_WHAT YOU NEED TO DO_:
Give the number of lines in the data below where the word "content" appears, and nothing besides.
[Opening RECORDS TO USE section]
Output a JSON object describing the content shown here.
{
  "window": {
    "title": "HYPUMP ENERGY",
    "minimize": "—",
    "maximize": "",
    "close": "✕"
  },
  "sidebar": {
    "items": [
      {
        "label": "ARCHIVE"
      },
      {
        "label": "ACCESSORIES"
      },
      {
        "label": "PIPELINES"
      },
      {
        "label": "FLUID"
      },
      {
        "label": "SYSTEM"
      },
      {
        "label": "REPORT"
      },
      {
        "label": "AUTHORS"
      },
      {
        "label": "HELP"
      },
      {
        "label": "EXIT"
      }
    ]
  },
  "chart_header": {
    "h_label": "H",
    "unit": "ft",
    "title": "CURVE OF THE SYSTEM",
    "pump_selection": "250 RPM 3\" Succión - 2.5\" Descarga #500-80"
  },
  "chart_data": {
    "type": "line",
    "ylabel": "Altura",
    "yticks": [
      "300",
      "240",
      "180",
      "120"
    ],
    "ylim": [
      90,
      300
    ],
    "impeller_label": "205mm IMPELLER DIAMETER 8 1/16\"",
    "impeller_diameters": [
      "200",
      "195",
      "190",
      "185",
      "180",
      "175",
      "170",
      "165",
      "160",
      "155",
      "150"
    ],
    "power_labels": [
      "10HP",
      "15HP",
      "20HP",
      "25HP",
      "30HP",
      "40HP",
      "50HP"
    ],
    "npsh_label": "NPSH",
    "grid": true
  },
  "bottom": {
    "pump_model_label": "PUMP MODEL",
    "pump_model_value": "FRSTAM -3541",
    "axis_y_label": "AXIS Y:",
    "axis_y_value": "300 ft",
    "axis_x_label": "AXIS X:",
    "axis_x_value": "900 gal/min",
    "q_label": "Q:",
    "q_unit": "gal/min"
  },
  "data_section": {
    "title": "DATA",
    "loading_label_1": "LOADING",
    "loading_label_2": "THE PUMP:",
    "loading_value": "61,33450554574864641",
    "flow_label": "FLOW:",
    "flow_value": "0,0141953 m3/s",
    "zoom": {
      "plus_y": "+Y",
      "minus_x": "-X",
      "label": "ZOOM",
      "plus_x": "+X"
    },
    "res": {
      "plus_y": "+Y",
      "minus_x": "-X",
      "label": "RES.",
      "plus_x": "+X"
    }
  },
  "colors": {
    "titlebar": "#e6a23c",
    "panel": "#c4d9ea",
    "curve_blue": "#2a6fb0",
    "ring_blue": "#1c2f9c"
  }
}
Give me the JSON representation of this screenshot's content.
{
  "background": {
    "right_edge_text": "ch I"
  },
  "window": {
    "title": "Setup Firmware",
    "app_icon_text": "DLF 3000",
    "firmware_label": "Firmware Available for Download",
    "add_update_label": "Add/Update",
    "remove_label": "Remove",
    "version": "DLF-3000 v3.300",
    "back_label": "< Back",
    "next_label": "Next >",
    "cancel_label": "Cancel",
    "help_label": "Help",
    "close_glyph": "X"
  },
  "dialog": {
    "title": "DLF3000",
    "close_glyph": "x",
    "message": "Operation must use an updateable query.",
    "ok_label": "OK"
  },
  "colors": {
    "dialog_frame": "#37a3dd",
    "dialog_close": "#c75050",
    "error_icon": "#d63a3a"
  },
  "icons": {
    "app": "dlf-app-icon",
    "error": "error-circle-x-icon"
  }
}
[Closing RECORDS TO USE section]
_SOLUTION TO THE PROBLEM_:
2